money kept on hand for making minor cash purchases. The account is
replenished when necessary. Receipts are kept with the petty cash fund so expenses can
be
recognized periodically.


Chapter

4


Page 4
-
6

REPORTING CASH


Statement of Cash Flows


Direct method


Indirect method

starts with net income and makes adjustments to cash flows from operating
activities.


Operating activities


relate to items on the income statement in w
hich cash has been
received or paid. Also relate to changes in current assets and current
liabilities based on payment or receipt of cash.


Investing activities


cash paid or received from the purchase or sale of long term assets.

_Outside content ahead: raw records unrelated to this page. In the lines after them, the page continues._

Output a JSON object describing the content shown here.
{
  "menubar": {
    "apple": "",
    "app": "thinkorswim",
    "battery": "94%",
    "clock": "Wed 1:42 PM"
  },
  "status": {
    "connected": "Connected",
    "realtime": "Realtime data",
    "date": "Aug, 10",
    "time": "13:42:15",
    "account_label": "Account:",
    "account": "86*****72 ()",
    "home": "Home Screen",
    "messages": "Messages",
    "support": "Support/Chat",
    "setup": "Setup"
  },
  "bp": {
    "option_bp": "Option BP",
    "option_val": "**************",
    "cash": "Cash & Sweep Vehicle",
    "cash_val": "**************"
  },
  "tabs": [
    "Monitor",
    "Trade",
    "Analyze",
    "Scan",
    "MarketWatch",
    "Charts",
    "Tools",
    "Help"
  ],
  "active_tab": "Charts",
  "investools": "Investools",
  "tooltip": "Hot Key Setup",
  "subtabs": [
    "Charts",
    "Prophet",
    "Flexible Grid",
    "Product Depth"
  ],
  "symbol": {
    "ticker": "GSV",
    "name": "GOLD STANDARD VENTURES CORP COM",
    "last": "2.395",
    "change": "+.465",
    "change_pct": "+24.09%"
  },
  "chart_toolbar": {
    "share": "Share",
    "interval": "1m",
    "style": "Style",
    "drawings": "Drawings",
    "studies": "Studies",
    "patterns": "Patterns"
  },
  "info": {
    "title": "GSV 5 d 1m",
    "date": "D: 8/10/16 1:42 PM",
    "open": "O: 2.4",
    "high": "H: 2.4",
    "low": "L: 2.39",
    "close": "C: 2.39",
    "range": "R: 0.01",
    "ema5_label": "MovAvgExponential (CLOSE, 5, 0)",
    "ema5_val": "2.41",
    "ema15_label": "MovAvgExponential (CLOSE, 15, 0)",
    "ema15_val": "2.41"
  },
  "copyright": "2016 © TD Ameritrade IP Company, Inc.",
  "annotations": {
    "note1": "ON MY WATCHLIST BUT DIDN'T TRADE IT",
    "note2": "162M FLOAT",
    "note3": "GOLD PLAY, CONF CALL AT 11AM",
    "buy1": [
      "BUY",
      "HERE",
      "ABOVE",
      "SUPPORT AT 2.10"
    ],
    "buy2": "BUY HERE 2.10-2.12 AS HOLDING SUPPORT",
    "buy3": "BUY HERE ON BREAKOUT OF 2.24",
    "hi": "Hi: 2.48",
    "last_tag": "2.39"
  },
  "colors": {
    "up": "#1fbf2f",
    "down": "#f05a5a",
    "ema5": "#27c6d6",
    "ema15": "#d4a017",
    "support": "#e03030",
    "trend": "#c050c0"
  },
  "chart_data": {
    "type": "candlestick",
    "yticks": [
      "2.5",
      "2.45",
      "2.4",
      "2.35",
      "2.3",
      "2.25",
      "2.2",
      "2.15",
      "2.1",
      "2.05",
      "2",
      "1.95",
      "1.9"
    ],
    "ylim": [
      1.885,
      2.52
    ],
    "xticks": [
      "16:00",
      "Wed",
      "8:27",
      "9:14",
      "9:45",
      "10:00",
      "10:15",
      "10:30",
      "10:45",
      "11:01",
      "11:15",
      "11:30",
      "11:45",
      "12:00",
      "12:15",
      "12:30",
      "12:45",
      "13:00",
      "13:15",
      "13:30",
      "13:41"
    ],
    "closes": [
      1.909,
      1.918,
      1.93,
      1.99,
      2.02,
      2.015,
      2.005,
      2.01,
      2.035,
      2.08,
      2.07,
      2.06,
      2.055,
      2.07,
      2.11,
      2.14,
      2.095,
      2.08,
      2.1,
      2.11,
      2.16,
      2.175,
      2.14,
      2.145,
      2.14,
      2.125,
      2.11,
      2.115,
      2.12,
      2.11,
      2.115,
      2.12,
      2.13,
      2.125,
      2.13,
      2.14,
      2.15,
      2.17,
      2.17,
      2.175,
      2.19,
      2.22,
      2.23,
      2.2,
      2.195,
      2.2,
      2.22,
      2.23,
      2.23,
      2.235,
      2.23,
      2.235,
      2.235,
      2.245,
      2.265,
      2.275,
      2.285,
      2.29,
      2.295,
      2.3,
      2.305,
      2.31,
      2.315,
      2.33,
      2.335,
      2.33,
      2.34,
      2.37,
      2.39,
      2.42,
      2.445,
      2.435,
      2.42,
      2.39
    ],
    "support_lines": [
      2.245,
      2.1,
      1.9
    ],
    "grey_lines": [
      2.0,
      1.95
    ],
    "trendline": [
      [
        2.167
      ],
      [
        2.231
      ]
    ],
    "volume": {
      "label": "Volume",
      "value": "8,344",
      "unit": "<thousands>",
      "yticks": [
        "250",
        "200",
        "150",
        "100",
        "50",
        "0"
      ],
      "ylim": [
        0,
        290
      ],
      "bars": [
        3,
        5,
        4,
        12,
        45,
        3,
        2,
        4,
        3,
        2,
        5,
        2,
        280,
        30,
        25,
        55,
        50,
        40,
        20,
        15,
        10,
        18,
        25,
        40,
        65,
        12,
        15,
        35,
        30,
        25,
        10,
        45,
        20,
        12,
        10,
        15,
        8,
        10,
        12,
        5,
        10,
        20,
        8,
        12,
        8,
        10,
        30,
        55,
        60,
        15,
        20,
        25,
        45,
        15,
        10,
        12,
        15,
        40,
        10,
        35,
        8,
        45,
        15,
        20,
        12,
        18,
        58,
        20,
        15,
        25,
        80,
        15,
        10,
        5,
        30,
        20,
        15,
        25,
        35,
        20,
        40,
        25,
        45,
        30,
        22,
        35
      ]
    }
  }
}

Financing activities


c
ash received (paid) to raise money for the company or finance the
business. Does not include interest paid.




Of the three activities above, which activity would you expect a company to show “positive cash
flows” consistently over time?




The final a
mount shown on the statement of cash flows should reconcile with the cash shown on
the balance sheet.


Practice


Name the

Cash F
low activity Operating, Investing, Financing for each item; use ( ) for cash
outflow
. If no cash flow put NONE.



Cash Flow Act
ivity

Use ( ) if outflow

Sell common stock to investors


Receive cash from customers


Pay for rent


Purchase a building with

cash


Sold truck used in the business


Paid dividend to stockholders


Provided services to customers on account


Pay utili
ty bill


Pay interest on loan


Bought supplies on credit



Chapter

4


Page 4
-
7

Practice


During the year, a company issues common stock for $60,000 and repays previously borrowed
amounts of $100,000. In addition, the company pays dividends of $8,000 to stockholders
, pays
t
he manager a salary of $52,000, pays landlord rent of $14,000

and
pays
interest of $500 to
creditors
. Determine the amount of
financing cash flows

the company would report in the
current year.







During the current year, a company provides services on a
ccount for $115,000. By the end of the
year, $85,000 of this amount was received. In addition, cash payments for the year were
employees' salaries, $55,000; office supplies, $8,000;
equipment
,
$29,000
;
and
utilities
,

$12
,000.
Determine the amount of
operat
ing cash flows

the company will report in the current year.









Comparing Net Income to Cash Flows


Net income


prepared using accrual accounting


Cash flow from operating activities


prepared using cash
-
basis accounting


Timing differences


Earnings q
uality
: the ability of net income to adequately forecast future cash flow



Free Cash Flows:

Operating cash flow + investing cash flow = free cash flow


-
shows amount of cash flow available to pay creditors and stockholders

-
declining free cash flow rela
tive to net income is an indicator o
f

lower quality of earnings


Practice


Net income

Operating

Investing

Financing

20X3

$15,000

$18,000

($10,000)

$5,000

20X4

18,000

22,000

(12,000)

(9,000)


What are the free cash flows for 20
X4
?

$